Most Embarrassing Thing in Fridge #1: two cans of Diet Pepsi. Erickson blames her parents. She does not drink diet pop (though a digression reveals she is not immune to the appeal of Nacho Cheese Doritos—”I actually love those,” she admits).

In the freezer: vodka, tortillas, more butter, bananas (for her mother, who deplores waste, to make into banana bread), homemade stock, tartlet shells from the lemon tarts and a giant block of short ribs from the restaurant (“I’m supposed to braise them next week”).

The Fridge (#2): late-model residential Magic Chef, white. Located in the basement (where the visitor is instructed to ignore various piles of laundry), “the pork-and-beer fridge” is home to four curing pig legs, suspended by twine in the main compartment. “They’ll be prosciutto or something like that,” Erickson says. She carefully points out that these hams are for her personal use (the health department would frown on it otherwise).

The source: Whistling Train Farms. (Tamara Murphy, chef/owner of Seattle’s renowned Brasa, who famously chronicled “The Life of a Pig” from Whistling Train on her blog, happens to live down the street.) The beer selection includes Session and Sierra Nevada. The pork eventually will be relocated to a curing room that her father is building in another corner of the basement; a similar set-up’s in the works at Boat Street.

Refrigerators Past: Erickson grew up in Woodinville, Washington, when it still had a field of daffodils at its main intersection. The Erickson family fridge was an old-school affair, with rounded corners and a big handle; it was always full of gallons of milk, Tillamook cheese, and home-canned peaches and pears, among other things. Once something fell down into the coil system in the back and set the wall on fire. “The house didn’t burn up, thankfully,” she says.

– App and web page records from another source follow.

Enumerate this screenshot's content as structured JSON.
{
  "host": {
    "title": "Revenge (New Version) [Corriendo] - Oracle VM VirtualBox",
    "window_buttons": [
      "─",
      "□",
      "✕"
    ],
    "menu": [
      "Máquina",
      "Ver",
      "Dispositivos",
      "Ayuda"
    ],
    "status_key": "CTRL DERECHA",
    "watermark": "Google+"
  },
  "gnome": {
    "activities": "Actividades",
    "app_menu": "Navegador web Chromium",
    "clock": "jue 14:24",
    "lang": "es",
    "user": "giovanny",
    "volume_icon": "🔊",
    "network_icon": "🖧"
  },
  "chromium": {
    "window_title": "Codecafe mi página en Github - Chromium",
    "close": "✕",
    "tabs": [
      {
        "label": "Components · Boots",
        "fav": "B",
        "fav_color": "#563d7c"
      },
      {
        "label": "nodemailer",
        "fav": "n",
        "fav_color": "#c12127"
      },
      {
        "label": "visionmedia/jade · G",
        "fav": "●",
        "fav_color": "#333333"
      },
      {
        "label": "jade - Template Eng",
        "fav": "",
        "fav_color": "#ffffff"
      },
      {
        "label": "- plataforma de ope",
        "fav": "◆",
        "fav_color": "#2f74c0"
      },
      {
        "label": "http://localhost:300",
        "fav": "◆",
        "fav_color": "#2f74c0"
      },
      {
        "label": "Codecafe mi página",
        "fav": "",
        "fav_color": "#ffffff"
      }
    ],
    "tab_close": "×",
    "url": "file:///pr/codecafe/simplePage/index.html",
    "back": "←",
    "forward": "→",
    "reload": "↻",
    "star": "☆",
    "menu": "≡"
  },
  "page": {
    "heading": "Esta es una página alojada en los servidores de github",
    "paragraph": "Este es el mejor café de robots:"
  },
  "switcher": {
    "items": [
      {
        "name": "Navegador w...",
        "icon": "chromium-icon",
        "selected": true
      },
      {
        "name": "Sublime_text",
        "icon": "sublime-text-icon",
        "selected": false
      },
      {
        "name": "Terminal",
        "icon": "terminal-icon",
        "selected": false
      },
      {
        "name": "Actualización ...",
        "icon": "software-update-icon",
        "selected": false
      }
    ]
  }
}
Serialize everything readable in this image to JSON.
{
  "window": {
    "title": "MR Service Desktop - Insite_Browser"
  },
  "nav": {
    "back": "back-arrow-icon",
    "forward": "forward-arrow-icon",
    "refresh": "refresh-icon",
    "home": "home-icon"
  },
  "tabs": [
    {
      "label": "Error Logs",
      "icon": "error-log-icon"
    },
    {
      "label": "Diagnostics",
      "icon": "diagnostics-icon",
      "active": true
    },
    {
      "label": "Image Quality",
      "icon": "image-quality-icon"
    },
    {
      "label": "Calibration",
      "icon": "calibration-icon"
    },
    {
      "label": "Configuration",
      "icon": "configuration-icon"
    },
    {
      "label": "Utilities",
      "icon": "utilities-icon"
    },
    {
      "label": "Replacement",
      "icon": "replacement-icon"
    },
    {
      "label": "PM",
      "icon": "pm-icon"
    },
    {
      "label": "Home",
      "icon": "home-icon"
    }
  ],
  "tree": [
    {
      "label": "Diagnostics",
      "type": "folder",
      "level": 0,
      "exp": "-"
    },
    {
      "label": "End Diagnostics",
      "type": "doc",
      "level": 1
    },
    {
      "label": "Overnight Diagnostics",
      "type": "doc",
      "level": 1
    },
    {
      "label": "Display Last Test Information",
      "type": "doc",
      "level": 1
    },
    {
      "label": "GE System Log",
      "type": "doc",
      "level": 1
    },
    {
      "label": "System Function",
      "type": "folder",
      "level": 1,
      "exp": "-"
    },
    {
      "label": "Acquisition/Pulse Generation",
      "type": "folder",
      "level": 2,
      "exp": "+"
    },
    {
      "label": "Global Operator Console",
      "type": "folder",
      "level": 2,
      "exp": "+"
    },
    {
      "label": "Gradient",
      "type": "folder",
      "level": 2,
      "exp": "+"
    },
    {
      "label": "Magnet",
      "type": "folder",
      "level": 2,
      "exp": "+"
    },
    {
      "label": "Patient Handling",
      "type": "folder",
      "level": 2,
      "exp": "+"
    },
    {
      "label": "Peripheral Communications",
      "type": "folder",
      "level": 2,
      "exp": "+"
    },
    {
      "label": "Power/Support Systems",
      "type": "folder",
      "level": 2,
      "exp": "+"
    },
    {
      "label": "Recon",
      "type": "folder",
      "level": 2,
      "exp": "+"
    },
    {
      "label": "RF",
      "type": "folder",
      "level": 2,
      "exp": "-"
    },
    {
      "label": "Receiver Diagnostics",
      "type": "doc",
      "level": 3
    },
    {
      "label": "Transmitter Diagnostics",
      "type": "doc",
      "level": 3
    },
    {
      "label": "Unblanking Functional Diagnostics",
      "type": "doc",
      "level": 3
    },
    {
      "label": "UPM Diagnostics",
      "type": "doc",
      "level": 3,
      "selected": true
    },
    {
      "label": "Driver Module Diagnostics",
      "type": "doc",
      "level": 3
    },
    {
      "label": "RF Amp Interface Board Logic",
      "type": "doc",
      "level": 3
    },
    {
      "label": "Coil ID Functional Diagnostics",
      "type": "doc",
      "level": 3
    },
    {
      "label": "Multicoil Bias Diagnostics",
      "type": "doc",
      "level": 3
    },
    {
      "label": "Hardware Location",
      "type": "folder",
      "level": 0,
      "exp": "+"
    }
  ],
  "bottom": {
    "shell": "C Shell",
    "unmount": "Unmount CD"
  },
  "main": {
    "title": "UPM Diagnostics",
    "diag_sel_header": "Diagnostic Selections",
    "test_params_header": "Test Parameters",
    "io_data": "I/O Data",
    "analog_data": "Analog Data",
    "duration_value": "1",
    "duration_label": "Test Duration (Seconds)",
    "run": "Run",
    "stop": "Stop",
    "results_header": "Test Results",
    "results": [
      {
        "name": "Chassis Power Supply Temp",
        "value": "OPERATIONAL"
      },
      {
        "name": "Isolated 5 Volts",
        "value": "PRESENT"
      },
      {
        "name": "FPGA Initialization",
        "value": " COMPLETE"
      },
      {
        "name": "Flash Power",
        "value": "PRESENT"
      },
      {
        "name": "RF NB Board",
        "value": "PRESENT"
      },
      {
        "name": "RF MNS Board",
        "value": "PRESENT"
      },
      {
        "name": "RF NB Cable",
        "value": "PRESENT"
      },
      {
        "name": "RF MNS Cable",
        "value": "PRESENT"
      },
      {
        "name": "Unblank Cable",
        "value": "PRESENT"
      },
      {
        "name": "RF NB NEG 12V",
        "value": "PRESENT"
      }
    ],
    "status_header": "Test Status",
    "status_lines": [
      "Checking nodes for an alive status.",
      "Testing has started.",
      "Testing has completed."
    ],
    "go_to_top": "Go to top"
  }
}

Further Misc. Reminiscence: “We didn’t grow up on packaged foods. We would spend our summers up on the beach—that was the only time we would get bad cereal. Froot Loops were very exciting. We were spoiled, but we didn’t know it. We ate so much crab, I actually hated it for a while.”

Pet Trick: The Bone Balanced on the Nose, Flipped Up and Eaten Out of the Air, as performed less-than-perfectly by Jeffry. He sees the visitor to the porch with Erickson, wagging farewell. He is afraid of stairs.

Bethany Jean Clement is a writer and editor. Her work may be found regularly in The Stranger.

Find the recipe for ethereal scones on our recipe page.
Find Boat Street online at and
Find Tamara Murphy’s “Life of A Pig” online at

Share on facebook
Share on twitter
Share on pinterest
Share on email